OTTAWA – Ottawa city council’s second conference-call council meeting today (April 8) focused on the short and long-term implications of the COVID-19 pandemic.
Council received an update on the impact of COVID-19 on the city’s staff and finances, as well as the community.
“The city has taken significant action in the last few weeks to help flatten the curve and protect staff and residents,” city staff released in a statement today. “All departments are working together on a business continuity plan to ensure the city’s finances remain stable and that services continue to be delivered. The city is preparing for the long haul so it can maintain a healthy and nimble workforce that can be safely redeployed to deliver essential services in different parts of the organization.”

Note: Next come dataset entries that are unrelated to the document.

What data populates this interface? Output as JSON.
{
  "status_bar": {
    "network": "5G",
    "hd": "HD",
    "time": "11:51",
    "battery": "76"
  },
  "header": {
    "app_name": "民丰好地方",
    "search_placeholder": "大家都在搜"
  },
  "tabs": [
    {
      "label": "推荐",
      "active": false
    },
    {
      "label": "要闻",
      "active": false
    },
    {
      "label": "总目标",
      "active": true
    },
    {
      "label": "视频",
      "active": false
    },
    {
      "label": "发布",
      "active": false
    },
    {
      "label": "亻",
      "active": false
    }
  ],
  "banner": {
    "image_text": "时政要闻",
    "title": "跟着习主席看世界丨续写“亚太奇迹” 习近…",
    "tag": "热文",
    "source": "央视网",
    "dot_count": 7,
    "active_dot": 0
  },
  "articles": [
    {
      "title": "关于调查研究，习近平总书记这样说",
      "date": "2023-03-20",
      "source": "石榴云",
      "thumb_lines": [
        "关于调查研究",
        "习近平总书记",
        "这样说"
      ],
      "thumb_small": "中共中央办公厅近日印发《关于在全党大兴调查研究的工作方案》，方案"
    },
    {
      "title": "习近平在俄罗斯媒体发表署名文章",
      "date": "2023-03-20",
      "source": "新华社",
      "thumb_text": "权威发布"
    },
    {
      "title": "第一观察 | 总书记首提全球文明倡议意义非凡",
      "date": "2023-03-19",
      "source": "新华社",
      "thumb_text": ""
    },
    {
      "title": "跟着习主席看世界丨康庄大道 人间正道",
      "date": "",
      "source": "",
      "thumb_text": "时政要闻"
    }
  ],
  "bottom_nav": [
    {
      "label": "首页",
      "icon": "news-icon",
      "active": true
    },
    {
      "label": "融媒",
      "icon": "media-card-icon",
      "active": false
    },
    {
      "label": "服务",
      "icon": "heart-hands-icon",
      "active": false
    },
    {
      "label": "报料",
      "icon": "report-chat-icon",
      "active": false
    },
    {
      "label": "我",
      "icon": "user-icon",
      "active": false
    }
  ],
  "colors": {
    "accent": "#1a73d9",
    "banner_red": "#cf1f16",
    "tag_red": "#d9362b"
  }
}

COVID-19 has had a financial impact on the city’s operating budget and cash flow, and on assistance from other levels of government. The city forecasts a $102-million reduction in revenue if the pandemic ends in June, a $186-million reduction if in September, and a $273-million reduction if in December. To mitigate the potential shortfall, the city implemented emergency leave for part-time and casual staff, and staff will continue to explore additional measures, such as reducing discretionary spending and pausing non-essential hiring for vacant positions. Staff will report back on mitigation strategies as the situation evolves.
Ottawa Public Health’s (OPH) models show the importance of physical distancing. The city and OPH continue to increase health care and testing capacity, and to expand support to partners and Ottawa’s most vulnerable residents.
Rural economic strategy approved
A new strategy will help stimulate economic growth in West Carleton-March, Cumberland, Osgoode and Rideau-Goulbourn wards. Council approved the Rural Economic Development Strategy and Action Plan, along with a $150,000 investment in 2020 to help create jobs in rural Ottawa. The plan focusses on supporting rural businesses, improving quality of life for rural residents, strengthening rural tourism, investing in agriculture and agri-food production, and advocating for rural priorities.
City tax supported services end 2019 with surplus
City-wide tax supported services ended 2019 with a $2.8-million operating surplus. Council approved transferring $2 million to the tax-stabilization reserve and $750,000 to fund new software to manage planning and permit applications. An additional $3.6 million in operating surpluses from the Ottawa Police Service, the Ottawa Public Library and Water Services will go to their respective reserves.
O-Train corrective action plan
The City received a corrective action plan from Rideau Transit Group on Tuesday, March 31, outlining the steps the consortium is taking to correct performance issues with the Confederation Line. City council today received an overview of the plan. Staff asked Rideau Transit Group to revise the plan and provide additional supporting information. Staff will share more details with council once the city receives an updated plan.
Council approved finding an independent consultant to review the lessons learned from the procurement of Stage 2 LRT. Staff will recommend a consultant and budget to the Finance and Economic Development Committee by June and present the consultant’s findings by the end of the year.
City solidarity in fight against COVID-19
To show the city’s solidarity in Canada’s fight against COVID-19, Council passed a motion to hang a large Canadian flag from the roof of City Hall, facing Marion Dewar Plaza. The flag will be installed on Thursday, April 9.